AVAILABLE RECORDS Block Start

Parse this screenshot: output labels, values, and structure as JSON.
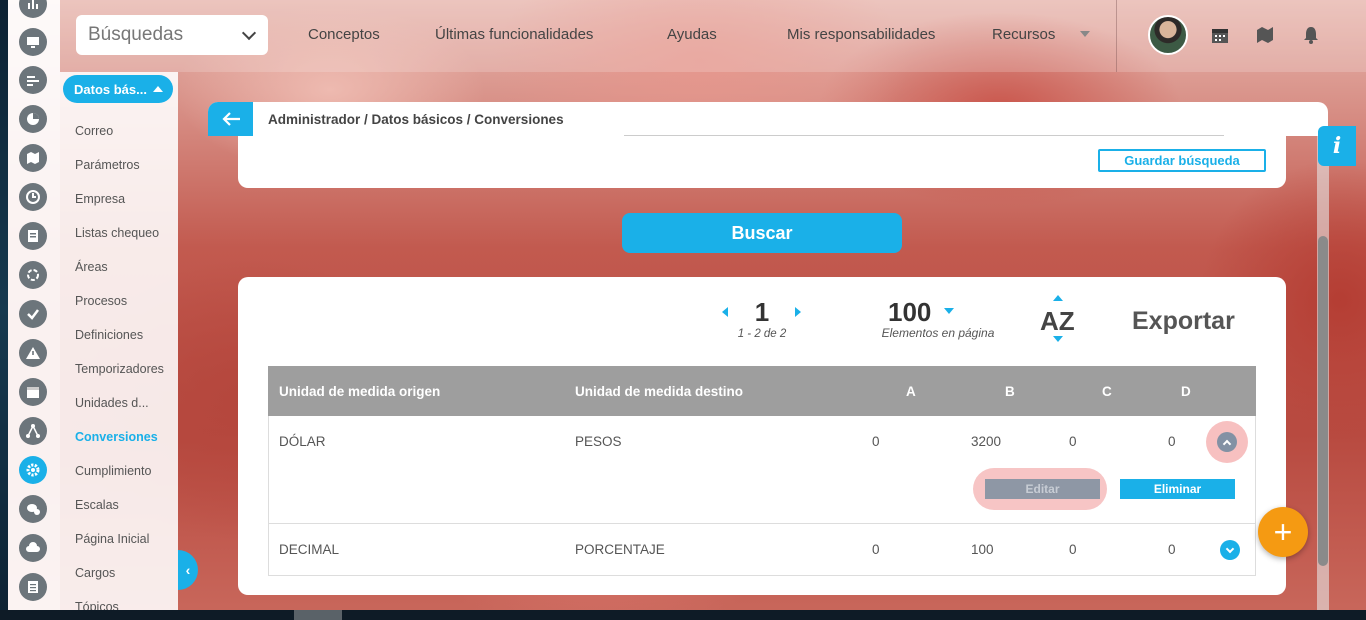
{
  "search": {
    "placeholder": "Búsquedas"
  },
  "nav": {
    "items": [
      "Conceptos",
      "Últimas funcionalidades",
      "Ayudas",
      "Mis responsabilidades",
      "Recursos"
    ]
  },
  "menu": {
    "pill_label": "Datos bás...",
    "items": [
      "Correo",
      "Parámetros",
      "Empresa",
      "Listas chequeo",
      "Áreas",
      "Procesos",
      "Definiciones",
      "Temporizadores",
      "Unidades d...",
      "Conversiones",
      "Cumplimiento",
      "Escalas",
      "Página Inicial",
      "Cargos",
      "Tópicos"
    ],
    "active": "Conversiones"
  },
  "breadcrumb": "Administrador / Datos básicos / Conversiones",
  "save_search_label": "Guardar búsqueda",
  "search_button_label": "Buscar",
  "pager": {
    "page": "1",
    "range": "1 - 2 de 2",
    "per_page": "100",
    "per_page_label": "Elementos en página",
    "sort_label": "AZ",
    "export_label": "Exportar"
  },
  "table": {
    "headers": [
      "Unidad de medida origen",
      "Unidad de medida destino",
      "A",
      "B",
      "C",
      "D"
    ],
    "rows": [
      {
        "origen": "DÓLAR",
        "destino": "PESOS",
        "a": "0",
        "b": "3200",
        "c": "0",
        "d": "0"
      },
      {
        "origen": "DECIMAL",
        "destino": "PORCENTAJE",
        "a": "0",
        "b": "100",
        "c": "0",
        "d": "0"
      }
    ],
    "edit_label": "Editar",
    "delete_label": "Eliminar"
  },
  "info_label": "i",
  "fab_label": "+",
  "colors": {
    "accent": "#1ab0e8",
    "fab": "#f59a12",
    "header_gray": "#9e9e9e"
  }
}
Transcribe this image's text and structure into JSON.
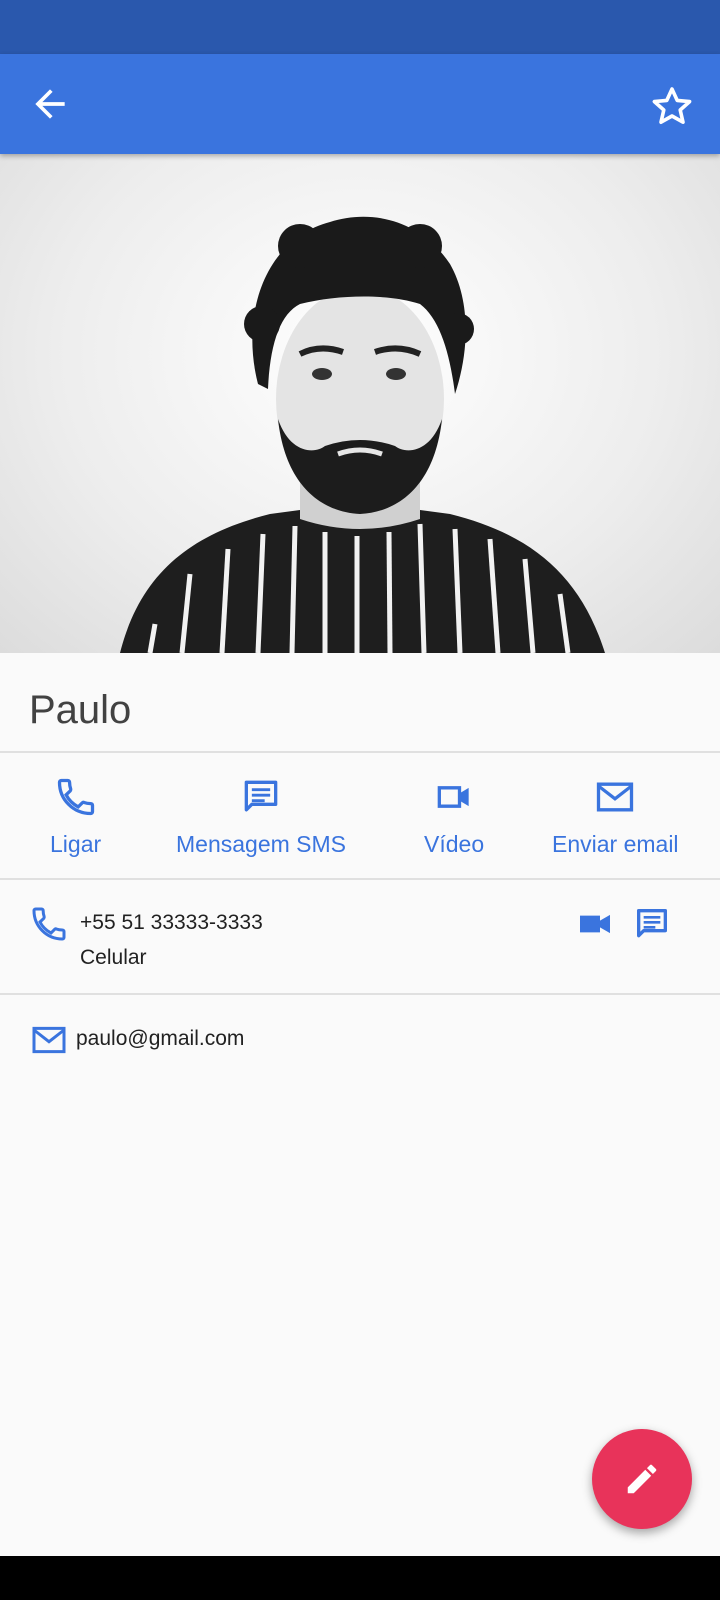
{
  "contact": {
    "name": "Paulo",
    "phone": {
      "number": "+55 51 33333-3333",
      "type": "Celular"
    },
    "email": "paulo@gmail.com"
  },
  "actions": [
    {
      "label": "Ligar",
      "icon": "phone-icon"
    },
    {
      "label": "Mensagem SMS",
      "icon": "message-icon"
    },
    {
      "label": "Vídeo",
      "icon": "video-icon"
    },
    {
      "label": "Enviar email",
      "icon": "email-icon"
    }
  ],
  "colors": {
    "status_bar": "#2a58ad",
    "app_bar": "#3a74de",
    "accent": "#3a74de",
    "fab": "#e8335a",
    "background": "#fafafa"
  },
  "icons": {
    "back": "arrow-back-icon",
    "favorite": "star-outline-icon",
    "edit": "pencil-icon"
  }
}
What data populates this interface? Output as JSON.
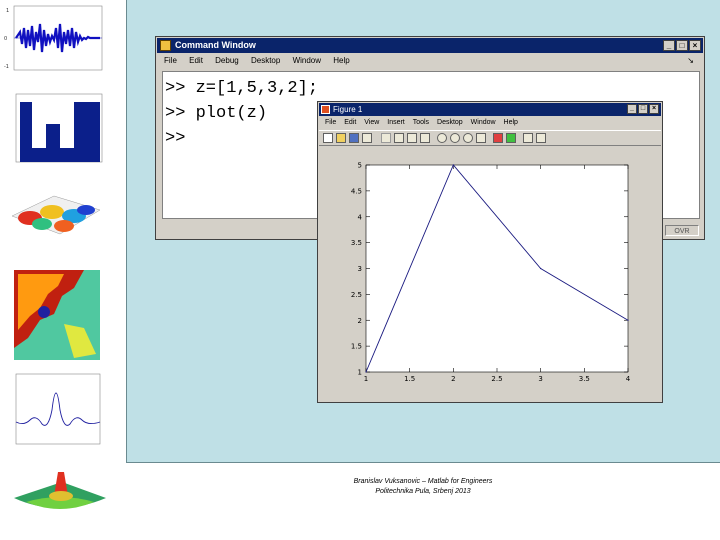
{
  "command_window": {
    "title": "Command Window",
    "menu": [
      "File",
      "Edit",
      "Debug",
      "Desktop",
      "Window",
      "Help"
    ],
    "lines": [
      ">> z=[1,5,3,2];",
      ">> plot(z)",
      ">>"
    ],
    "status_indicator": "OVR"
  },
  "figure_window": {
    "title": "Figure 1",
    "menu": [
      "File",
      "Edit",
      "View",
      "Insert",
      "Tools",
      "Desktop",
      "Window",
      "Help"
    ]
  },
  "chart_data": {
    "type": "line",
    "x": [
      1,
      2,
      3,
      4
    ],
    "y": [
      1,
      5,
      3,
      2
    ],
    "xlim": [
      1,
      4
    ],
    "ylim": [
      1,
      5
    ],
    "xticks": [
      "1",
      "1.5",
      "2",
      "2.5",
      "3",
      "3.5",
      "4"
    ],
    "yticks": [
      "1",
      "1.5",
      "2",
      "2.5",
      "3",
      "3.5",
      "4",
      "4.5",
      "5"
    ],
    "grid": false,
    "line_color": "#1a1a80"
  },
  "footer": {
    "line1": "Branislav Vuksanovic – Matlab for Engineers",
    "line2": "Politechnika Pula, Srbenj 2013"
  }
}
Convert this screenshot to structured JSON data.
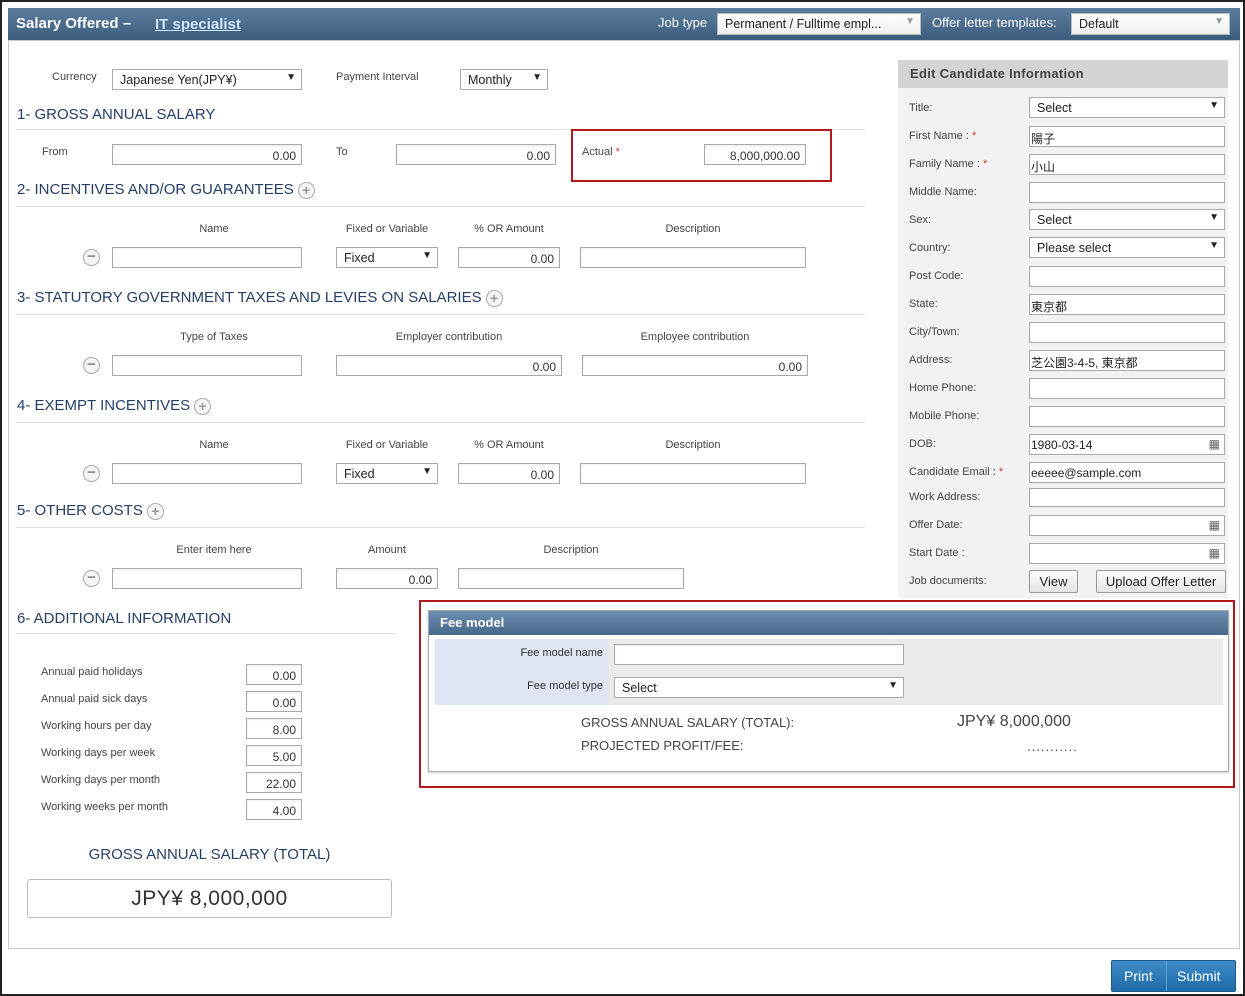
{
  "header": {
    "title": "Salary Offered –",
    "job_link": "IT specialist",
    "job_type_label": "Job type",
    "job_type_value": "Permanent / Fulltime empl...",
    "templates_label": "Offer letter templates:",
    "templates_value": "Default"
  },
  "top": {
    "currency_label": "Currency",
    "currency_value": "Japanese Yen(JPY¥)",
    "interval_label": "Payment Interval",
    "interval_value": "Monthly"
  },
  "sec1": {
    "title": "1- GROSS ANNUAL SALARY",
    "from_label": "From",
    "from_value": "0.00",
    "to_label": "To",
    "to_value": "0.00",
    "actual_label": "Actual",
    "required_mark": "*",
    "actual_value": "8,000,000.00"
  },
  "sec2": {
    "title": "2- INCENTIVES AND/OR GUARANTEES",
    "col_name": "Name",
    "col_fixed": "Fixed or Variable",
    "col_amount": "% OR Amount",
    "col_desc": "Description",
    "fixed_value": "Fixed",
    "amount_value": "0.00"
  },
  "sec3": {
    "title": "3- STATUTORY GOVERNMENT TAXES AND LEVIES ON SALARIES",
    "col_type": "Type of Taxes",
    "col_employer": "Employer contribution",
    "col_employee": "Employee contribution",
    "employer_value": "0.00",
    "employee_value": "0.00"
  },
  "sec4": {
    "title": "4- EXEMPT INCENTIVES",
    "col_name": "Name",
    "col_fixed": "Fixed or Variable",
    "col_amount": "% OR Amount",
    "col_desc": "Description",
    "fixed_value": "Fixed",
    "amount_value": "0.00"
  },
  "sec5": {
    "title": "5- OTHER COSTS",
    "col_item": "Enter item here",
    "col_amount": "Amount",
    "col_desc": "Description",
    "amount_value": "0.00"
  },
  "sec6": {
    "title": "6- ADDITIONAL INFORMATION",
    "rows": [
      {
        "label": "Annual paid holidays",
        "value": "0.00"
      },
      {
        "label": "Annual paid sick days",
        "value": "0.00"
      },
      {
        "label": "Working hours per day",
        "value": "8.00"
      },
      {
        "label": "Working days per week",
        "value": "5.00"
      },
      {
        "label": "Working days per month",
        "value": "22.00"
      },
      {
        "label": "Working weeks per month",
        "value": "4.00"
      }
    ],
    "total_label": "GROSS ANNUAL SALARY (TOTAL)",
    "total_value": "JPY¥ 8,000,000"
  },
  "candidate": {
    "title": "Edit Candidate Information",
    "required_mark": "*",
    "title_label": "Title:",
    "title_value": "Select",
    "first_label": "First Name :",
    "first_value": "陽子",
    "family_label": "Family Name :",
    "family_value": "小山",
    "middle_label": "Middle Name:",
    "middle_value": "",
    "sex_label": "Sex:",
    "sex_value": "Select",
    "country_label": "Country:",
    "country_value": "Please select",
    "post_label": "Post Code:",
    "post_value": "",
    "state_label": "State:",
    "state_value": "東京都",
    "city_label": "City/Town:",
    "city_value": "",
    "address_label": "Address:",
    "address_value": "芝公園3-4-5, 東京都",
    "home_label": "Home Phone:",
    "home_value": "",
    "mobile_label": "Mobile Phone:",
    "mobile_value": "",
    "dob_label": "DOB:",
    "dob_value": "1980-03-14",
    "email_label": "Candidate Email :",
    "email_value": "eeeee@sample.com",
    "work_label": "Work Address:",
    "work_value": "",
    "offer_label": "Offer Date:",
    "offer_value": "",
    "start_label": "Start Date :",
    "start_value": "",
    "docs_label": "Job documents:",
    "view_button": "View",
    "upload_button": "Upload Offer Letter"
  },
  "fee": {
    "title": "Fee model",
    "name_label": "Fee model name",
    "name_value": "",
    "type_label": "Fee model type",
    "type_value": "Select",
    "total_label": "GROSS ANNUAL SALARY (TOTAL):",
    "total_value": "JPY¥ 8,000,000",
    "profit_label": "PROJECTED PROFIT/FEE:",
    "profit_value": "..........."
  },
  "footer": {
    "print_label": "Print",
    "submit_label": "Submit"
  }
}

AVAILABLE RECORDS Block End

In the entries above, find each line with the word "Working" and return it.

        "label": "Working hours per day",
        "label": "Working days per week",
        "label": "Working days per month",
        "label": "Working weeks per month",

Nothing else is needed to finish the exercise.